The thought process that led to pairing up these two stories in particular is pretty self-evident.
|Now (well, relatively speaking)|
One of Sladen's projects between leaving Doctor Who and coming back to it; Barry Letts and Terrance Dicks had swapped producing/dramatizing roles for this BBC costume drama. This episode features the most Sladen (who's reliably good even when caked in makeup - you'll know the voice). Also Michael Wisher and Roy Skelton pop up, so it's a DW reunion of sorts.
As an Alice in Wonderland adaptation, it's...all right. Relatively faithful. Graphics improved no end since Letts was trying these sort of tricks for Jon Pertwee stories. Not exactly anything to write home about, but good enough for what it was.
Before going to America and landing a part in "Buffy", or his multiple appearances in Doctor Who-related spin-offs (Big Finish audios, "Death Comes to Time", after this narration for a series of "Confidential"), Anthony Stewart Head was famous for appearing in a series of coffee adverts.
To be fair, they are fairly memorable adverts. Continuity in advertising to this extent was rather more novel in the '80s, too.
Provided largely for the benefit of those overseas: that is a nice official video. Here is a completely unofficial sarcastic take on the subject.
Neither of these explains the Doctor's utterly out of character dismissal of all British youth as criminally-inclined hoodlums, mind. On the other hand Toby Whithouse rather notoriously wanted to set this episode in a military base, not a school; did he throw in a grumpy sideswipe that RTD didn't think to remove?
"In Search of the Trojan War"
There was going to be a lot of technobabble in a story based on deriving the makeup of the universe via maths and chips, but there's a better candidate for the its single silliest line: "I had a twelve year old girl give me the exact height of the Walls of Troy in cubits."
Which Troy, for a start? There were at least nine different cities in roughly the same location, rebuilt after various calamities. Which cubit? Different cities and empires used different standards. How did the Krillitane even know the right answer? Maybe this should have tipped the Doctor off much sooner that he was dealing with beings who had time-travel capabilities.
Anyway, here's the start of a soothing BBC documentary about the archeological investigations of Troy. Michael Wood lays out the basic myths about the Trojan War before delving into Heinrich Schliemann, the history of the digs, and the present-day site itself (well, as it looked in the '80s anyway). Five more parts where that came from, too.
What Sarah did next.
Quite honestly, the Sarah Jane Adventures are tremendous fun and just as much worth watching as the parent programme.
For comparison purposes with the Sladen's memorably silly outfit this story; as you can see, it's mostly to do with the stripes.
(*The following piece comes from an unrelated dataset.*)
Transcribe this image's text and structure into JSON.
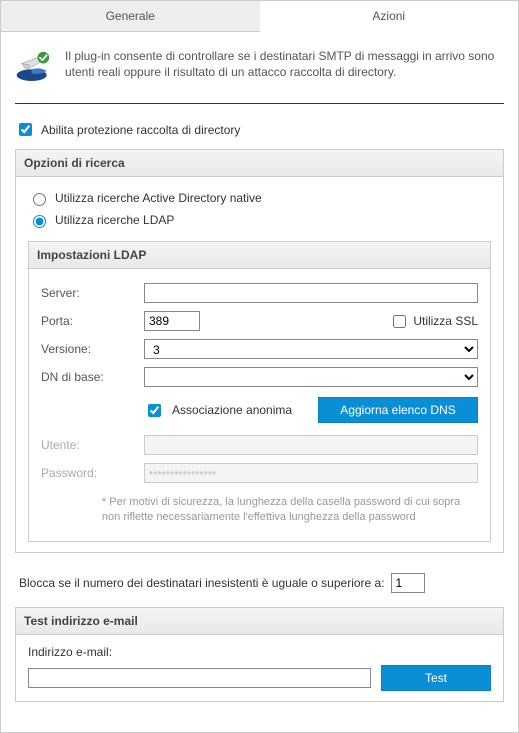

We'll be coming back to "Listen With Mother" in future.
"Some Mothers Do 'Ave 'Em"
A sample of Sladen's pre-Doctor Who work. If you have a taste for disaster-based English sitcoms (oh yes it is a genre), you may wish to enjoy the whole episode worth of Michael Crawford's slapstick hilarity.
If you don't, well, Sladen's cameo is right at the start, ending just after the bit with the oranges. You'll know it when you see it.
"Oldbury Power Station"
As noted at the bottom of the press release, Oldbury Power Station was a location for "Hand of Fear": standing in for the Nunton Power Complex. It's just been shut down; the attached video is mostly a long commentary about the difficulties in taking apart a station that wasn't built with clear understanding of its eventual decommissioning. This sort of thing happens a lot when the technology has outstripped an understanding of how to apply it rationally (see also: the London Underground, the street layout of almost any city besides northern Manhattan.)
Hard to tell if it has stratum of blackstone dolomite now; these days, the quarry where the Doctor and Sarah materialise is used for diving trips as portrayed above. The always wonderful "Doctor Who Locations Guide" has some excellent before-and-after pictures.
"French Foreign Legion"
This one's a bit self indulgent, admittedly - Douglas Camfield's proposed "let's write out Sarah Jane by having her die in a tragic story involving the French Foreign Legion" script was discarded for various reasons. Bob Baker and Dave Martin getting their act together. Sladen wasn't convinced about the death scene. And Camfield took a very long time with the scripts.
On the other hand, why wouldn't you want to watch a former Legionnaire discuss one of the most romanticised armed forces ever? Simon Murray is sympathetic but interrogative, there's a reasonably comprehensive explanation of its history, and a lot of myths are firmly put down (they're not keen on actual criminals these days, for one).